Grab Must Stand Down to End Taxi Wars: Military

A still image from a 2017 video clip of two motorcycle taxis fighting in Pattaya. Photo: My Pattaya / Facebook
Two motorcycle taxis fight in Pattaya in 2017. Source: My Pattaya / Facebook

BANGKOK — The gig economy is boiling over in the streets, where drivers are chasing each other down for a beating and passengers subjected to outrageous harassment.

The military said Tuesday it will step in to settle conflicts between taxi drivers and the dominant ride-hailing service after receiving numerous complaints about them fighting – sometimes physically – for customers.


“The problem is mainly between motorbike taxis and riders from GrabBike taking customers without a license,” said Maj. Gen. Manas Chandee, deputy Bangkok director of the prime minister’s military unit. “There are many reports of quarrels and physical fights between them that are sent to us.”

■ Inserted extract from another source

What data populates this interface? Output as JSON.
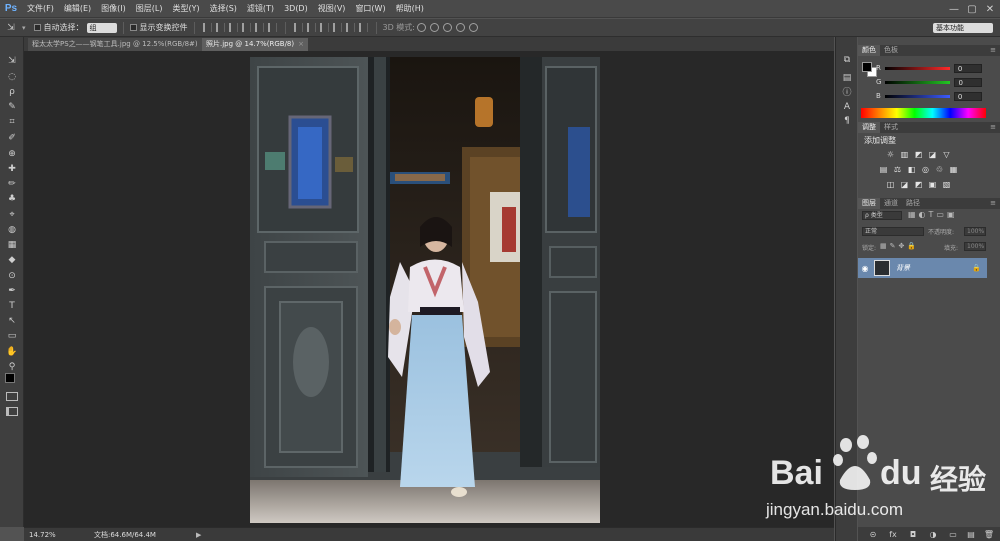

Manas said he summoned representatives from Grab, which recently absorbed Uber regionally, to demand they cease offering service by unlicensed cars and motorcycles as quickly as possible. It’s the latest in a series of similar demands to be made in recent years.

Enmity between traditional transportation providers and the disruptive economy upstarts has boiled over with frequent altercations.

In March, a motorcycle taxi, or win, assaulted a disabled Grab win in Bangkok’s Wang Thonglang district. In January, a Kasetsart University student was verbally harassed by a win after she was seen hailing a ride with the application.


After yesterday’s meeting at the Bangkok offices of the Internal Security Operations Command, or ISOC, military representatives said Grab agreed to only use properly licensed vehicles and take responsibility for those operating without a license.

ISOC is a special military unit that answers directly to the prime minister and is responsible for national security issues.

Grab also reportedly told ISOC reps that it no longer pays fines for drivers caught violating the law.

After winning the support of traditional win for stricter regulation upon seizing power, the junta ruled in 2016 that services such as Grab and Uber were operating illegally and must cease operations. Despite signaling compliance, they continued to do so quietly.

Manas said ISOC receives complaints constantly from both motorcycle taxis and “concerned parties.”



“We’re finding a way to resolve this problem,” he said. “We will set a meeting with the department of land transport and other related departments to discuss the matter on Thursday.”

He added that ISOC would decide afterward whether it will ask the government to intervene.